UC Berkeley juniors Aastha Jha, representing Student Action, and Regan Putnam, representing CalSERVE, are going head-to-head for the position of academic affairs vice president, or AAVP, in the 2019 ASUC elections, each with platforms that address diversity and representation, wellness and accessibility to resources.
The AAVP manages the relationship between students and the academic senate and faculty. The office appoints students to campus committees, meets with administrative officials and manages the distribution of ASUC scholarships and grants.
Jha, who is studying economics and data science, is the current chief of staff under AAVP Melany Amarikwa and is running on a platform that aims to improve academic resource equity, wellness, faculty accountability and food security in order for students to “thrive” on campus.
“When I see something wrong, my first instinct is to find a solution to fix it,” Jha said. “Since my freshman year, I’ve been seeing things around me … ‘This needs to change.’ That’s why I joined student government.”
If elected, Jha said she will increase academic resources by expanding laptop rentals from Moffitt Library and contextualizing grades for recruiters in an effort to address “grade deflation.” Jha said she will also focus on student wellness by expanding sexual health programs and increasing the number of vending machines that include first-aid kits and contraceptives.
Putnam, who goes by they/them pronouns and is studying data science, served as chief of staff to former ASUC Senator Juniperangelica Cordova. They are running on platforms that address “institutional cracks” and improving the short-term support offered on campus while also creating long-term solutions that increase diversity, accessibility and wellness.

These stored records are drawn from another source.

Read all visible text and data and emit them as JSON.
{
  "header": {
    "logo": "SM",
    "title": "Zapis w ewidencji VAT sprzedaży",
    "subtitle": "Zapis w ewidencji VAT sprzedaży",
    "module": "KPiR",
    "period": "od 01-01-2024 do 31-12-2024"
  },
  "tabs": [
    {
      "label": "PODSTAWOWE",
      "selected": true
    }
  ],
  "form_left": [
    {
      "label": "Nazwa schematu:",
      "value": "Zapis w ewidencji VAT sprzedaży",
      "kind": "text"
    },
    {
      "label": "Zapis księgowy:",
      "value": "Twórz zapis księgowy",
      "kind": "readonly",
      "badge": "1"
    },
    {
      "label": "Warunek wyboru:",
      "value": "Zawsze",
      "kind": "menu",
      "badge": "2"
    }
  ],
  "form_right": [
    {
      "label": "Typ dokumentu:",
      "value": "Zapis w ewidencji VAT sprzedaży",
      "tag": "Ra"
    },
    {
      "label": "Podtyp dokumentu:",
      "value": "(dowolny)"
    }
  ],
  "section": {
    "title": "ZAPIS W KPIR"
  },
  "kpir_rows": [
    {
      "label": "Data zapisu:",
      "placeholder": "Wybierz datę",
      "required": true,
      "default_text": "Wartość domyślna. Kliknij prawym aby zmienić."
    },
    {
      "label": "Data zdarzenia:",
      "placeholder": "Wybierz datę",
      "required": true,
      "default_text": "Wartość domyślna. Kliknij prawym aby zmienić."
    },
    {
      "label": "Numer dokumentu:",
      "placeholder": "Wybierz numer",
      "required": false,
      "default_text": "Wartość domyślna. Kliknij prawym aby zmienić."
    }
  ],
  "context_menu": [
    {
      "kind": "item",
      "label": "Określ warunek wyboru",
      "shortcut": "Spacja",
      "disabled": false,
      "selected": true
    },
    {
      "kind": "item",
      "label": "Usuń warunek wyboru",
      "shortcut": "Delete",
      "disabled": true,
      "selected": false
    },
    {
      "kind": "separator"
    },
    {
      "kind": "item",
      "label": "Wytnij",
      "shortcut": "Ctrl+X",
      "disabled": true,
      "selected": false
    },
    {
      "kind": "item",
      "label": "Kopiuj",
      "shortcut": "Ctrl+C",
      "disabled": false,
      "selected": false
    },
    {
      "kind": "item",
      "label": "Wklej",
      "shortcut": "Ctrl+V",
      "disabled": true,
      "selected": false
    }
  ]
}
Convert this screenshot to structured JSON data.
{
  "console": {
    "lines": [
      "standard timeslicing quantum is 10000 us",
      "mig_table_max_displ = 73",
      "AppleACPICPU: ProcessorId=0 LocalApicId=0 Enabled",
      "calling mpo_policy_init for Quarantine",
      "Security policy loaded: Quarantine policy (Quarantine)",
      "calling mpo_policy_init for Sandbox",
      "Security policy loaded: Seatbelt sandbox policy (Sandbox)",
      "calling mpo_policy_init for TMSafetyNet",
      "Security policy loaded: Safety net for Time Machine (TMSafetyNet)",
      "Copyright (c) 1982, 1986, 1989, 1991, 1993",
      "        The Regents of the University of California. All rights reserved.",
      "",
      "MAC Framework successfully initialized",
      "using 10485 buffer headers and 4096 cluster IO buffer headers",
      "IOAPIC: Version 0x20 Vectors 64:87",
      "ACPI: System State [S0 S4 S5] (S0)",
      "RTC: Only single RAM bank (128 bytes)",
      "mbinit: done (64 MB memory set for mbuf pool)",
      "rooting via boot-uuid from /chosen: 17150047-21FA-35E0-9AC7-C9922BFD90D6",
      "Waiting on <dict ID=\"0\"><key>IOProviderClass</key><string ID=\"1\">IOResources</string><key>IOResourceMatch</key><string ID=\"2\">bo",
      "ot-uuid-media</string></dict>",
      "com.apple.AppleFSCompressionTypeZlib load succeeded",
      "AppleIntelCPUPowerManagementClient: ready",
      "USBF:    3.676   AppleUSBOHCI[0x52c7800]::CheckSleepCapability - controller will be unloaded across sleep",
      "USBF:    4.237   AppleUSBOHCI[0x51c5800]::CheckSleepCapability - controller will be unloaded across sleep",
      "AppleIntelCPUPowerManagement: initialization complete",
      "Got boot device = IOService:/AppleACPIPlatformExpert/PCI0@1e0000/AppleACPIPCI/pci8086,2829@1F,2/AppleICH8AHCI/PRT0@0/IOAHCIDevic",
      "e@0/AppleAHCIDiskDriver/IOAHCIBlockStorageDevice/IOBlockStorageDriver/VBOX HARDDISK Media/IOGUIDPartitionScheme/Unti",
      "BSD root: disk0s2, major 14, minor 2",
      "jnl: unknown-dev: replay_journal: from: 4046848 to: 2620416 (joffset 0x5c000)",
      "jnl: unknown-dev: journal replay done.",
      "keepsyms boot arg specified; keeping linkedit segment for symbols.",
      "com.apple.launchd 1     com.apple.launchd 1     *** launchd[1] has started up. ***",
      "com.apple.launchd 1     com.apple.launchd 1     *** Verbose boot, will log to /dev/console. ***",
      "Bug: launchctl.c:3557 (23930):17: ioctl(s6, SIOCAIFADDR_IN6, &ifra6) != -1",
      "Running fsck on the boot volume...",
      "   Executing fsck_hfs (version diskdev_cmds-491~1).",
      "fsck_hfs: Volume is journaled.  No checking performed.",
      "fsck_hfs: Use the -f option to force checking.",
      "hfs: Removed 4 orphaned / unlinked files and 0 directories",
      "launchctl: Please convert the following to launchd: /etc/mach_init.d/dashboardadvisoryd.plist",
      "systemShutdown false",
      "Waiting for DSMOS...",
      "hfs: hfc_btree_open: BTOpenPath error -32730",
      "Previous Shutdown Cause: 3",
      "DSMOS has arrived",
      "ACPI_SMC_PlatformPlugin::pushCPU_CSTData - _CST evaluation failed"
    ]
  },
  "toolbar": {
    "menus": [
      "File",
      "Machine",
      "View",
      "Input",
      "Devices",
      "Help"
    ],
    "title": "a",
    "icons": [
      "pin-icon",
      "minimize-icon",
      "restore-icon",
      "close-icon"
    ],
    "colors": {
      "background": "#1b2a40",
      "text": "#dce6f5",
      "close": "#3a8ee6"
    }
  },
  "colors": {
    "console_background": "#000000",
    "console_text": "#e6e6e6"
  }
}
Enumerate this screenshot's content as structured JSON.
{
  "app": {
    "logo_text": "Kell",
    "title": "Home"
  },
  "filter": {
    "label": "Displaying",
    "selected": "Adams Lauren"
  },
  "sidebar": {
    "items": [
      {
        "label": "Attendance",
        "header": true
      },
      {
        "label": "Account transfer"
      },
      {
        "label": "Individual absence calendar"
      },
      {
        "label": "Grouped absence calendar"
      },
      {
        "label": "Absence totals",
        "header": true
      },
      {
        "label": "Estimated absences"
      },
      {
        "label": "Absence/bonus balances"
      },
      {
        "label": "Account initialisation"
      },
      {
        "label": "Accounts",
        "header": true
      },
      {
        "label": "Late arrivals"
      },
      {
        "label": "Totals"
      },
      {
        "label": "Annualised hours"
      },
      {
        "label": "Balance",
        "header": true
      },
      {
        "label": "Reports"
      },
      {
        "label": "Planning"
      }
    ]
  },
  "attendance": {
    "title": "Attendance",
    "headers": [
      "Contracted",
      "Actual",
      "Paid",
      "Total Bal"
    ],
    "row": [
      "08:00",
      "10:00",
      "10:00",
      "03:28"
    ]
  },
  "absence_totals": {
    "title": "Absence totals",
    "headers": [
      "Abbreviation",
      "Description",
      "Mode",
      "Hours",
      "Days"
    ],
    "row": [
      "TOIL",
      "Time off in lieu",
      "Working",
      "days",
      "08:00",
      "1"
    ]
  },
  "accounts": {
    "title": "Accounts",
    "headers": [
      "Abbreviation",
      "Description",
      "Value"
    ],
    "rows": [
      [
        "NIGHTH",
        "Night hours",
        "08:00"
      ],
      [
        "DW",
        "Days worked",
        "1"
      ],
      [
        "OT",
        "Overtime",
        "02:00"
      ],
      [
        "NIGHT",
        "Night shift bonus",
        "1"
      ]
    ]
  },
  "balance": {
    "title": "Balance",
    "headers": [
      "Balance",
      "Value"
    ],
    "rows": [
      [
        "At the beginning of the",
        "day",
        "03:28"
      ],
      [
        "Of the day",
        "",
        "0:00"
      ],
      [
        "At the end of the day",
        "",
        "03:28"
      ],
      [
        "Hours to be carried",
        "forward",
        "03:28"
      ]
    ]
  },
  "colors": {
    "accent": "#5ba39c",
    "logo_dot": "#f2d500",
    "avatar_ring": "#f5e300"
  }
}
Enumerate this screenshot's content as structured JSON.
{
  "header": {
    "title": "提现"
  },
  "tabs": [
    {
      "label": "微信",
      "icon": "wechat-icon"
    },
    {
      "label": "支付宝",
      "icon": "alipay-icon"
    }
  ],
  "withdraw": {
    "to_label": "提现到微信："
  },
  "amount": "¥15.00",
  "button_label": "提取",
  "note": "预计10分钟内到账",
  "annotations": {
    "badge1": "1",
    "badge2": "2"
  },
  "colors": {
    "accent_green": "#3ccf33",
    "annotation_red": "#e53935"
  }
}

“To reach that dream of what UC Berkeley can be, we have to dream big and we have to stick the landing,” Putnam said. “We have to have bold yet pragmatic solutions, and my track record and passion for this work makes me the most qualified candidate for this position.”
Putnam aims to increase the quantity, accessibility and visibility of resources on campus for all students. They will also push for increased student diversity, representation and equity regardless of identity. They also hope to create a long-term wellness solution to combat “toxic” campus culture that prioritizes academics over health, in addition to ensuring that mental and physical healthcare includes support for sexual violence.
Amarikwa said the AAVP office is unique because it is already “set in motion” — it is not defined by a party, and those who are new to the office must learn how it functions. She added that she brought Jha on as the chief of staff because she saw that she was highly motivated.
Jha added that though she has worked in the AAVP’s office for two years, there is still more for her to learn about navigating the office and executing initiatives.
“I saw last year how having an AAVP who’s already been in the office made for a much smoother transition,” Jha said. “Sometimes we forget how important continuity is and that’s one of the biggest gripes of the ASUC — our high turnover rate.”
Putnam said that as AAVP, they will continue to advocate for students with their previously acquired skills for fundraising, policymaking, organizing and engagement with faculty and staff.
Vice Chancellor of Student Affairs Steve Sutton, who was interviewed in a personal capacity, said that Putnam plays a key leadership role in advising him on important student matters as the liaison for the Vice Chancellor for Student Affairs Council.
“Regan is organized, thoughtful, insightful about a large range of campus issues, inquisitive, articulate and approachable,” Sutton said. “Regan fully commits themselves to being a productive, trusted and hard working student leader.”
Voting for the ASUC elections will be held April 8, 9 and 10.